## EXERCISE INSTRUCTIONS
Look for "kiểm" in each line of the records, and copy the lines that have it.

Stored entries:
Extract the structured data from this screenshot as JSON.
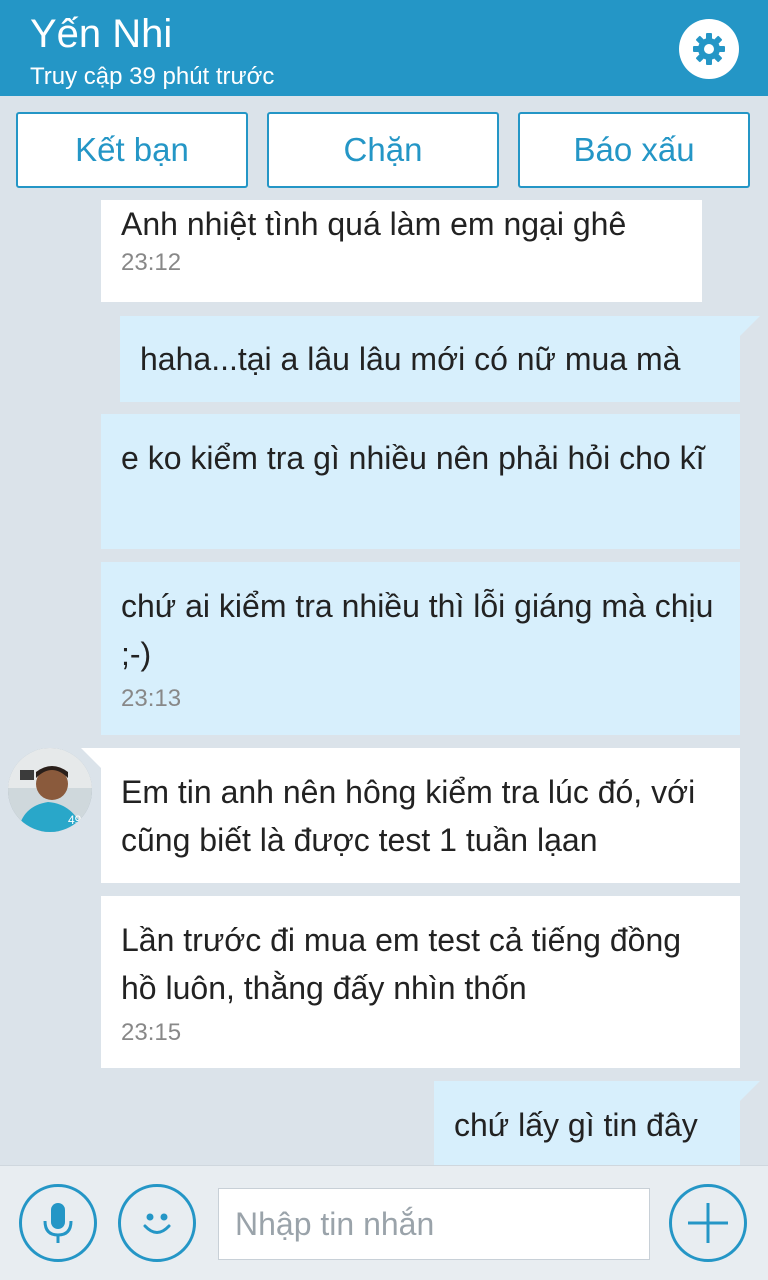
{
  "header": {
    "contact_name": "Yến Nhi",
    "last_seen": "Truy cập 39 phút trước",
    "settings_icon": "gear-icon"
  },
  "actions": {
    "add_friend": "Kết bạn",
    "block": "Chặn",
    "report": "Báo xấu"
  },
  "messages": [
    {
      "direction": "in",
      "text": "Anh nhiệt tình quá làm em ngại ghê",
      "time": "23:12"
    },
    {
      "direction": "out",
      "text": "haha...tại a lâu lâu mới có nữ mua mà",
      "time": ""
    },
    {
      "direction": "out",
      "text": "e ko kiểm tra gì nhiều nên phải hỏi cho kĩ",
      "time": ""
    },
    {
      "direction": "out",
      "text": "chứ ai kiểm tra nhiều thì lỗi giáng mà chịu ;-)",
      "time": "23:13"
    },
    {
      "direction": "in",
      "text": "Em tin anh nên hông kiểm tra lúc đó, với cũng biết là được test 1 tuần lạan",
      "time": ""
    },
    {
      "direction": "in",
      "text": "Lần trước đi mua em test cả tiếng đồng hồ luôn, thằng đấy nhìn thốn",
      "time": "23:15"
    },
    {
      "direction": "out",
      "text": "chứ lấy gì tin đây",
      "time": ""
    }
  ],
  "composer": {
    "placeholder": "Nhập tin nhắn",
    "value": "",
    "mic_icon": "microphone-icon",
    "emoji_icon": "smiley-icon",
    "add_icon": "plus-icon"
  },
  "colors": {
    "accent": "#2496c6",
    "background": "#dbe3ea",
    "incoming_bubble": "#ffffff",
    "outgoing_bubble": "#d7effc"
  }
}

## RESULT FOR THIS EXERCISE
      "text": "e ko kiểm tra gì nhiều nên phải hỏi cho kĩ",
      "text": "chứ ai kiểm tra nhiều thì lỗi giáng mà chịu ;-)",
      "text": "Em tin anh nên hông kiểm tra lúc đó, với cũng biết là được test 1 tuần lạan",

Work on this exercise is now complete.